Everyone knows a man’s home is his castle – Agreed? The basic right of privacy in one’s place of residence has been a fundamental founding principle in any Democratic system, going back to England in the 1600s.
William Pitt expressed this concept well in the English Parliament in 1763, “The poorest man may, in his cottage, bid defiance to all the forces of the crown. It may be frail; its roof may shake; the wind may blow through; the storm may enter; but the King of England may not enter; all his force dares not cross the threshold of the ruined tenement.”
This basic privacy concept was restated last year in an editorial by the ultraconservative Washington Times, “In this country, the FBI may not enter our tenements, ruined or otherwise, unless its agents adhere to the requirements of the Fourth Amendment. That’s what the Constitution says.”
But the newly constituted U.S. Supreme Court feels otherwise.
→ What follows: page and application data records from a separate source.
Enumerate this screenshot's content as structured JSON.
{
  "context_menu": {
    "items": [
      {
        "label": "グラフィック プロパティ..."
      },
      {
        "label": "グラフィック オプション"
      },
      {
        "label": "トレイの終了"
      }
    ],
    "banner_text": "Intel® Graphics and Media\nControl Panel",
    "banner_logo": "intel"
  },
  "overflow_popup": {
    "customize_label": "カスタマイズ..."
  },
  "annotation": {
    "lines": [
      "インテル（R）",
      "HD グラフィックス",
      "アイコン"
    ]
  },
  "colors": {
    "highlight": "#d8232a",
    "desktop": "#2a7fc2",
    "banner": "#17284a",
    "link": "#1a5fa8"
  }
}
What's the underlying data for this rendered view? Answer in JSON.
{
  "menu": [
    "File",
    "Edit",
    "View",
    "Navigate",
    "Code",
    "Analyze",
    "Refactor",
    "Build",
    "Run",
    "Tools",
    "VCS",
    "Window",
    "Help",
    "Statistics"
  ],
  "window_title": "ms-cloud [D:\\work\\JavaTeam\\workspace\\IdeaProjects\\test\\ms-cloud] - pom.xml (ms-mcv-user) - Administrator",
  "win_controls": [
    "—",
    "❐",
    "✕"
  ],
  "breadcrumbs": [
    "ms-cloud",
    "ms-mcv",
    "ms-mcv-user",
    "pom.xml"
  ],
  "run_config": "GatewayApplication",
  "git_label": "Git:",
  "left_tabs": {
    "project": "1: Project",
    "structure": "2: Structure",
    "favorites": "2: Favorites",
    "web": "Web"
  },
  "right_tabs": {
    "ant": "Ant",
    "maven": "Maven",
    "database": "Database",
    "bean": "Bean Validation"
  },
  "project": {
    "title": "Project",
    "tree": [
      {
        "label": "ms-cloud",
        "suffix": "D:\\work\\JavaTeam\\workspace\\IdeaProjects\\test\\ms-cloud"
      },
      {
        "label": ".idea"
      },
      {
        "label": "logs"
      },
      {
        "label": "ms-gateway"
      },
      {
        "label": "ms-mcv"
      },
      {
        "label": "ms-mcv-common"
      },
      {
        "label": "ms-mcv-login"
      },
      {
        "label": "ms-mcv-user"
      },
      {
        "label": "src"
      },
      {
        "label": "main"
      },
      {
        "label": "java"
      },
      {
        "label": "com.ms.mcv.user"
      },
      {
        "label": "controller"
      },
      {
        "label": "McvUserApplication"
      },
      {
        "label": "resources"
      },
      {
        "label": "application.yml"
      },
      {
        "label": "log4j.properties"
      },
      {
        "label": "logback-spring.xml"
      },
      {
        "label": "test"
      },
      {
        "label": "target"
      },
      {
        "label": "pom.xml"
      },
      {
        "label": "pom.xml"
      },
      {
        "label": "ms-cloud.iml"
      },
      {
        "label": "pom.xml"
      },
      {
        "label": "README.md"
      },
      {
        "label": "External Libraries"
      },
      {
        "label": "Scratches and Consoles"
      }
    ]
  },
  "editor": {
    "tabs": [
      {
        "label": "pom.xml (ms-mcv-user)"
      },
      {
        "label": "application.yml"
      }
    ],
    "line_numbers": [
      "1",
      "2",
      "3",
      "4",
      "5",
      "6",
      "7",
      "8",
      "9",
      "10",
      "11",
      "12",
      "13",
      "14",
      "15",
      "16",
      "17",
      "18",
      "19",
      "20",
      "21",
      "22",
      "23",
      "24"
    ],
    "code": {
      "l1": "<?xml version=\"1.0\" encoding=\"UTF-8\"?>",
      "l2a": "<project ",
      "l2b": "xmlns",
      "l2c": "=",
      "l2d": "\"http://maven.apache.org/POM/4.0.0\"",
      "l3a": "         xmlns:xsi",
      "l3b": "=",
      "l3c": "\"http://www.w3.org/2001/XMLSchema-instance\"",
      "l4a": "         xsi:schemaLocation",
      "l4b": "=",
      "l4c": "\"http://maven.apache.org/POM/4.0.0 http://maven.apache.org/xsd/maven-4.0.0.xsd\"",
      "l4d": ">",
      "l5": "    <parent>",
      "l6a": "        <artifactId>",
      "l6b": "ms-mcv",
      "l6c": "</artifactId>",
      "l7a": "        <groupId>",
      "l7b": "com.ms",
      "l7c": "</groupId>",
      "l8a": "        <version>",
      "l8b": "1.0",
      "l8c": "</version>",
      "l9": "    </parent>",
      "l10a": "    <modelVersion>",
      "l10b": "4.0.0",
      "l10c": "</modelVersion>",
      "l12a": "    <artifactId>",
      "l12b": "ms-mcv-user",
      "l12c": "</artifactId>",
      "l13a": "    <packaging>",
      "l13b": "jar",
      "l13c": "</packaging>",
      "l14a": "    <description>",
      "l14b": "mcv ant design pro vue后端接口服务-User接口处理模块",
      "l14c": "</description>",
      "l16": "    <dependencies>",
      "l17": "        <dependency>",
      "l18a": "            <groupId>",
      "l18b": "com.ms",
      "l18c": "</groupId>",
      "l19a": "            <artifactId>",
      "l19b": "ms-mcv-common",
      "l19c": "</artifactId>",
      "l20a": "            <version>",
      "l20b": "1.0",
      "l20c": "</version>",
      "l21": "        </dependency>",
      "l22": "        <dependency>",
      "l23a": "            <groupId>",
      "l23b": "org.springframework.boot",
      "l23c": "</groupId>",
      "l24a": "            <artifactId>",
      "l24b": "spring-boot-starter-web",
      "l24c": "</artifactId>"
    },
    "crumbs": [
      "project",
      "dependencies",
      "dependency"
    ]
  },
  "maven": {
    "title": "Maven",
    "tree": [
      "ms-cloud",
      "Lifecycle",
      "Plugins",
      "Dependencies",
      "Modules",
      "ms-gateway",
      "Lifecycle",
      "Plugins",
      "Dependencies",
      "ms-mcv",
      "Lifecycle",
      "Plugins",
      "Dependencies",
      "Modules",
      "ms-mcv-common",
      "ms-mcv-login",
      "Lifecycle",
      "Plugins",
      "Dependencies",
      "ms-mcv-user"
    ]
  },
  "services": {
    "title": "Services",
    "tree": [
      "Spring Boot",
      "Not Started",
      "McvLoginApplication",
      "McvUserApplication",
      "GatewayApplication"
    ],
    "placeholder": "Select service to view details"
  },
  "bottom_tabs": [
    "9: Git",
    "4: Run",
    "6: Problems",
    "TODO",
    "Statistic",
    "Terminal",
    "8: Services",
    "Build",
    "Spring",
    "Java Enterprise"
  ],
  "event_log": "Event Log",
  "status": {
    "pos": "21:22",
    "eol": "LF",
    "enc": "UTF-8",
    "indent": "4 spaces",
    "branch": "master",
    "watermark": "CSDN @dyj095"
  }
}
In a decision handed down last week, the Supremes gave the go ahead for a completely different standard that no longer require police officers to get a search warrant and knock on one’s door announcing they are there to search the house.
Under the new rules, and despite what would seem to be a solid constitutional protection otherwise, there is now apparently no policy protecting the homeowner and the sanctity of his home from immediate entry by the police. No announcement, no warrant, no knocking. Use whatever means necessary to kick down the door and barge on in.
This basic right to be protected from invasion in your home was dismissed as a trivial concern by Justice Antonin Scalia, who wrote the majority opinion for the court. He found privacy rights passé’ by writing that most concerned were merely arguing for “the right not to be intruded upon in one’s nightclothes.”